## Stored data
- - -

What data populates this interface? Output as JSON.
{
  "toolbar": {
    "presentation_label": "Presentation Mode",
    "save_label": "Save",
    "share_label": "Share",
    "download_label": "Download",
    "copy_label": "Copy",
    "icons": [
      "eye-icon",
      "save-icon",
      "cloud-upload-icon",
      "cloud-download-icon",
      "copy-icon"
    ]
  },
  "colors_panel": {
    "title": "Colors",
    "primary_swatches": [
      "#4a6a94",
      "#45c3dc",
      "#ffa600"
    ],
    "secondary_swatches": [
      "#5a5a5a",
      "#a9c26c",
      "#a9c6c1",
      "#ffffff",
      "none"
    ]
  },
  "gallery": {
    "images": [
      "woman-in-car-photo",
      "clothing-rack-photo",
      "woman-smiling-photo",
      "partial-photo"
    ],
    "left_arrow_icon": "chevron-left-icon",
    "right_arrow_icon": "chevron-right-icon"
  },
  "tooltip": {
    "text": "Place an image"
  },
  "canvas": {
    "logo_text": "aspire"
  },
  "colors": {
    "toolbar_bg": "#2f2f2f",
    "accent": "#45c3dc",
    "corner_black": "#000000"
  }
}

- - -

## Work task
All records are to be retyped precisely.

## Task response
What data populates this interface? Output as JSON.
{
  "toolbar": {
    "presentation_label": "Presentation Mode",
    "save_label": "Save",
    "share_label": "Share",
    "download_label": "Download",
    "copy_label": "Copy",
    "icons": [
      "eye-icon",
      "save-icon",
      "cloud-upload-icon",
      "cloud-download-icon",
      "copy-icon"
    ]
  },
  "colors_panel": {
    "title": "Colors",
    "primary_swatches": [
      "#4a6a94",
      "#45c3dc",
      "#ffa600"
    ],
    "secondary_swatches": [
      "#5a5a5a",
      "#a9c26c",
      "#a9c6c1",
      "#ffffff",
      "none"
    ]
  },
  "gallery": {
    "images": [
      "woman-in-car-photo",
      "clothing-rack-photo",
      "woman-smiling-photo",
      "partial-photo"
    ],
    "left_arrow_icon": "chevron-left-icon",
    "right_arrow_icon": "chevron-right-icon"
  },
  "tooltip": {
    "text": "Place an image"
  },
  "canvas": {
    "logo_text": "aspire"
  },
  "colors": {
    "toolbar_bg": "#2f2f2f",
    "accent": "#45c3dc",
    "corner_black": "#000000"
  }
}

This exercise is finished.